The global fight for an open Internet: Weekly Update from OpenMedia.ca
Here's Lindsey with your update:
Right now, the global pro-Internet community is engaged in the fight against the Trans-Pacific Partnership (TPP), a secretive international agreement that includes exceptionally restrictive copyright measures, which could effectively lock down the Internet. Together, the global pro-Internet community is pushing forward (and succeeding on many fronts!) in the fight for a more open Internet, so we know we can be effective against the TPP as well. Spread the word about the Internet Lockdown today.
Thanks for watching and reading,
- The OpenMedia.ca Team
Quickly after anonymous government sources told The Globe and Mail that online spying bill C-30 had quietly died, Public Safety Minister Vic Toews scurried to get in front of reporters to make it clear that, despite massive public pressure, he intends to push through the online spying plan. According to Toews, “Our government has been very clear, that matter will be referred to a Parliamentary committee.”
These conflicting reports suggest the Conservative Government is split on whether the online spying bill should continue on its shaky path toward becoming law. Earlier this year several Conservative MPs took public stands against warrantless access to our private information, which helped stall the legislation. It appears that some members of the Conservative party truly want to do the right thing: to stop this wildly unpopular bill in its tracks. And the Conservative base is certainly against the bill.
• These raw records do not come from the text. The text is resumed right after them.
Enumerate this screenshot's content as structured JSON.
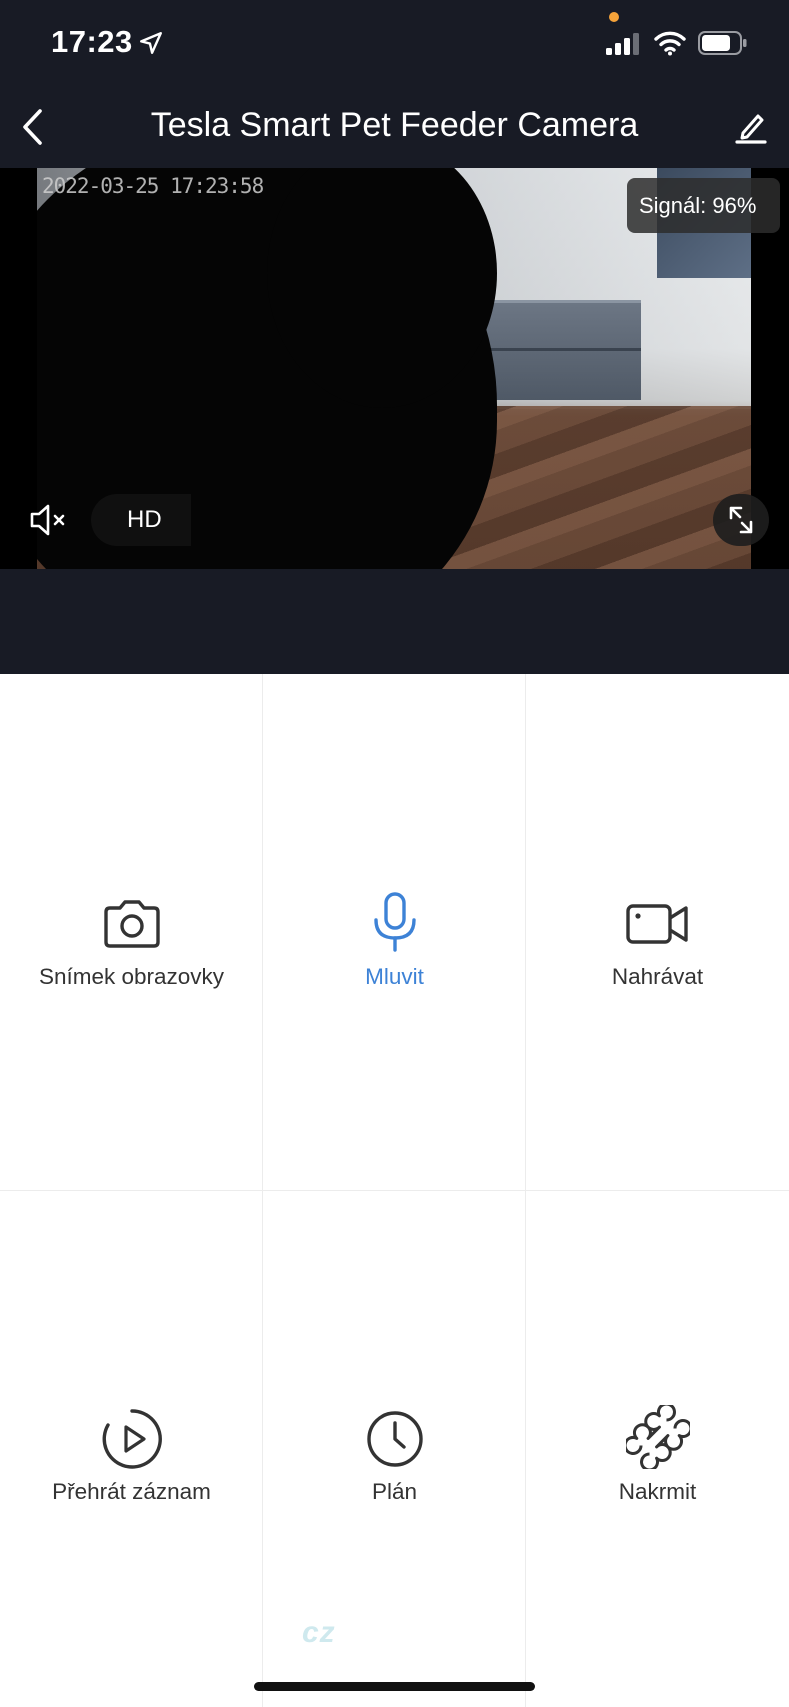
{
  "status_bar": {
    "time": "17:23",
    "icons": [
      "location-arrow-icon",
      "signal-bars-icon",
      "wifi-icon",
      "battery-icon"
    ],
    "privacy_dot_color": "#f5a33a"
  },
  "nav": {
    "title": "Tesla Smart Pet Feeder Camera",
    "back_icon": "chevron-left-icon",
    "edit_icon": "pencil-icon"
  },
  "video": {
    "timestamp": "2022-03-25  17:23:58",
    "signal_label": "Signál: 96%",
    "quality_label": "HD",
    "mute_icon": "speaker-muted-icon",
    "fullscreen_icon": "expand-icon"
  },
  "controls": [
    {
      "label": "Snímek obrazovky",
      "icon": "camera-icon",
      "active": false
    },
    {
      "label": "Mluvit",
      "icon": "microphone-icon",
      "active": true
    },
    {
      "label": "Nahrávat",
      "icon": "video-camera-icon",
      "active": false
    },
    {
      "label": "Přehrát záznam",
      "icon": "replay-icon",
      "active": false
    },
    {
      "label": "Plán",
      "icon": "clock-icon",
      "active": false
    },
    {
      "label": "Nakrmit",
      "icon": "bone-icon",
      "active": false
    }
  ],
  "watermark": "cz",
  "colors": {
    "header_bg": "#181b25",
    "accent": "#3d82d6",
    "text": "#333333"
  }
}
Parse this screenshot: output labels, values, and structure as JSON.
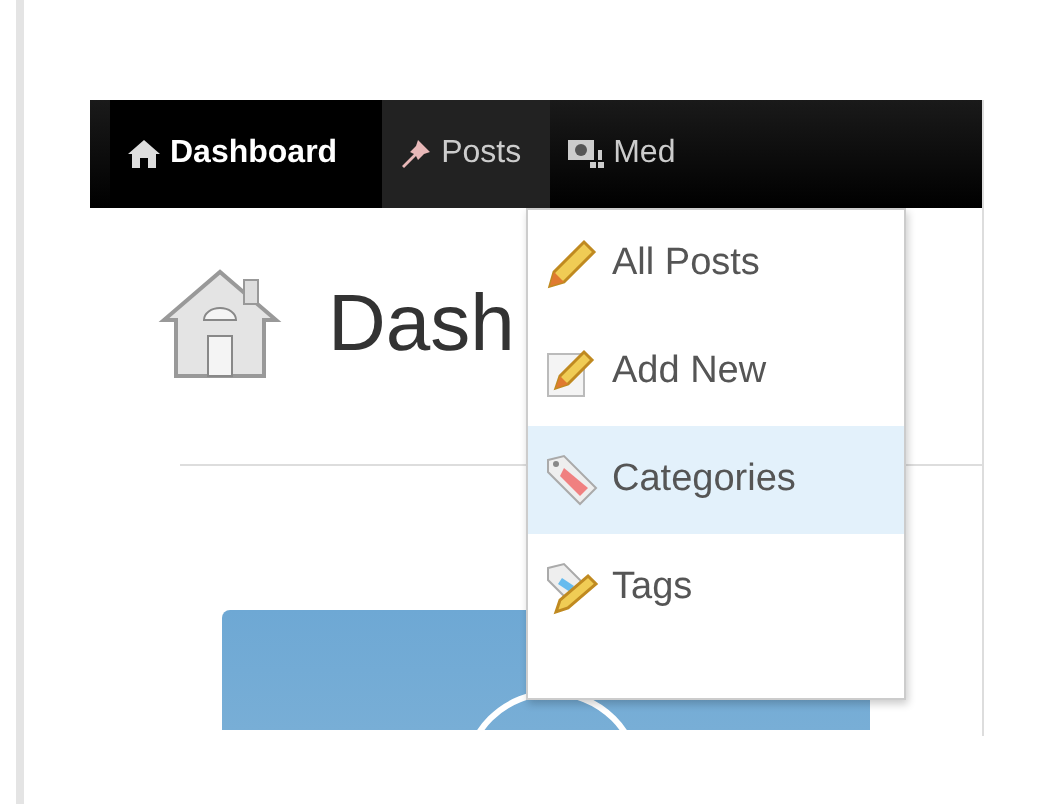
{
  "nav": [
    {
      "label": "Dashboard",
      "selected": true,
      "expanded": false
    },
    {
      "label": "Posts",
      "selected": false,
      "expanded": true
    },
    {
      "label": "Med",
      "selected": false,
      "expanded": false
    }
  ],
  "posts_menu": [
    {
      "label": "All Posts",
      "selected": false
    },
    {
      "label": "Add New",
      "selected": false
    },
    {
      "label": "Categories",
      "selected": true
    },
    {
      "label": "Tags",
      "selected": false
    }
  ],
  "page_title": "Dash"
}
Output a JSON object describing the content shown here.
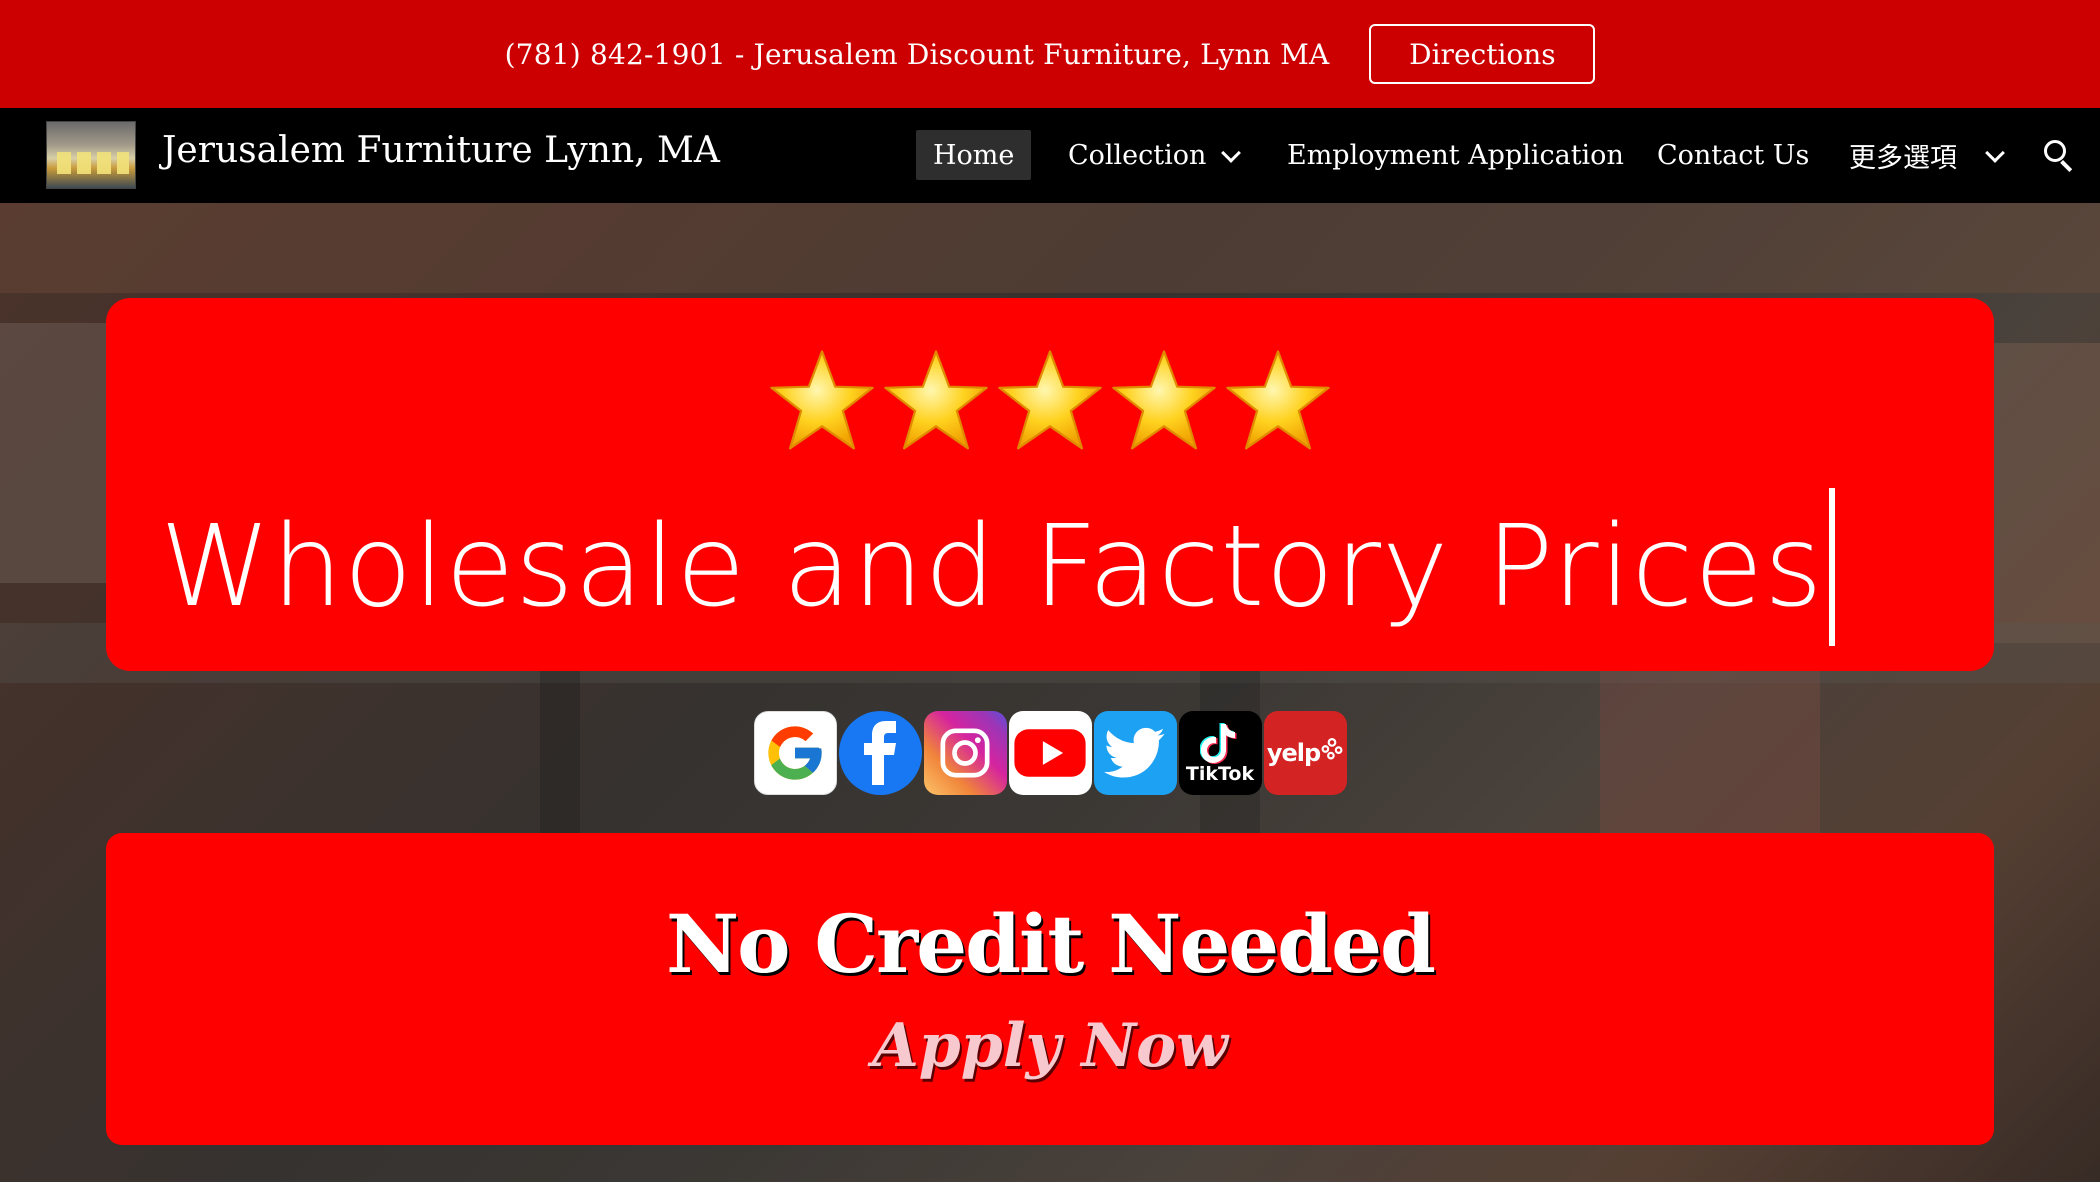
{
  "announcement": {
    "text": "(781) 842-1901 - Jerusalem Discount Furniture, Lynn MA",
    "directions_label": "Directions"
  },
  "nav": {
    "site_title": "Jerusalem Furniture Lynn, MA",
    "items": [
      {
        "label": "Home",
        "active": true,
        "has_dropdown": false
      },
      {
        "label": "Collection",
        "active": false,
        "has_dropdown": true
      },
      {
        "label": "Employment Application",
        "active": false,
        "has_dropdown": false
      },
      {
        "label": "Contact Us",
        "active": false,
        "has_dropdown": false
      },
      {
        "label": "更多選項",
        "active": false,
        "has_dropdown": true
      }
    ],
    "search_icon": "search-icon"
  },
  "hero": {
    "rating_stars": 5,
    "headline": "Wholesale and Factory Prices",
    "social_icons": [
      "google-icon",
      "facebook-icon",
      "instagram-icon",
      "youtube-icon",
      "twitter-icon",
      "tiktok-icon",
      "yelp-icon"
    ],
    "tiktok_label": "TikTok",
    "yelp_label": "yelp"
  },
  "credit": {
    "headline": "No Credit Needed",
    "cta": "Apply Now"
  },
  "colors": {
    "announce_bar": "#cc0000",
    "panel_red": "#ff0000",
    "nav_bg": "#000000"
  }
}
Read more »
As part of OpenMedia.ca’s commitment to community engagement and ground-level participation in the fight for a more open, affordable Internet, we are pleased to introduce the OpenMedia.ca Street Team program.
The OpenMedia.ca Street Team program will engage the public in issues that will have a massive effect on Canada’s digital future moving forward. If you choose to join us, you’ll be making an important impact by spreading the word about Internet openness and affordability in crucial ridings through local events, local initiatives, and more! Read more »
There are rumours circulating about the government's online spying bill C-30 as of late, but PR aside, the government has NOT pulled the legislation, and it has failed to make any firm commitments to make substantive changes. As it stands, Bill C-30 is still alive in Parliament, including sections that allow a range of "authorities" to access the personal information of any Canadian, at any time, without a warrant.
By speaking through anonymous sources in the Globe and Mail, the government has shown that it is still trying to use PR tactics to avoid honouring our request to formally commit to removing the problematic aspects of this bill—it is warrantless, costly, and will have detrimental effects on Canadians' privacy rights. Read more »
It looks like big telecom company Bell is about to see some punishment for unfair practices around cell phone contracts. Canadians—led by some Ontario lawyers—are launching a $100-million class action lawsuit, arguing that Bell is on the wrong side of Ontario’s Consumer Protection Act. This is an important demonstration of Big Telecom's underhandedness, but it won't stop misleading contract and price-gouging on its own. Tell the government to make structural change, and push for more choice in the cell phone market: http://StopTheSqueeze.ca/
Article from Moneyville:
Bell Mobility and its parent company, BCE Inc. have been served with notice of a $100-million class action lawsuit alleging that expiry dates on its pre-paid wireless services are illegal. Read more »
You may already know that Big Media lobbyists are trying to lock down the Internet in Canada through Copyright Bill C-11 and other activities. The Bill includes provisions that would lock users out of their own services and give Big Media giants increased power to shut down websites. The bill is moving to 3rd reading and lobbyists are still hoping to have the power to block websites and disconnect alleged infringers from the Internet.
Big Media lobbyists are also going international; they’re pushing for trade agreements with copyright measures that are far more restrictive than those currently required by existing treaties or legislation in Canada. Read more »
The European community is taking a stand against cell phone bill shock, and putting a cap on data roaming charges. But here in Canada, we still have the industrialized world's highest roaming fees, and generally some of the highest cell phone prices. Should Canada have a cap on Big Telecom price-gouging?
Article by Jon Fingas for Engadget:
European Union countries already had a data roaming cutoff law in place to prevent bill shock after your next Balearic vacation, but the price of the data in question should get much cheaper very soon. Read more »
This week, the Netherlands passed net neutrality (Internet openness) rules, which will prevent telecom companies from stifling online choice. We’re part of a global pro-Internet community that is, over time, winning the fight for a strong digital future.
Canada also has Internet openness rules, but we just don't have strong enough enforcement powers. The CRTC has, however, gotten better about handling Internet openness complaints over the past year. Keep pushing them.
Article by by Vlad Savov for The Verge:
People in the Netherlands have reason to celebrate today, following the expected passing into law of new net neutrality regulation. The legislation in question was agreed upon back in June last year, but it's only on Tuesday that the nation's second legislative chamber gave its blessing to the move, making everything official. Under the new law, mobile internet providers like KPN won't be able to charge for access to particular services like Skype or throttle traffic through them — both techniques that the company was intent on using to manage its mobile traffic. Read more »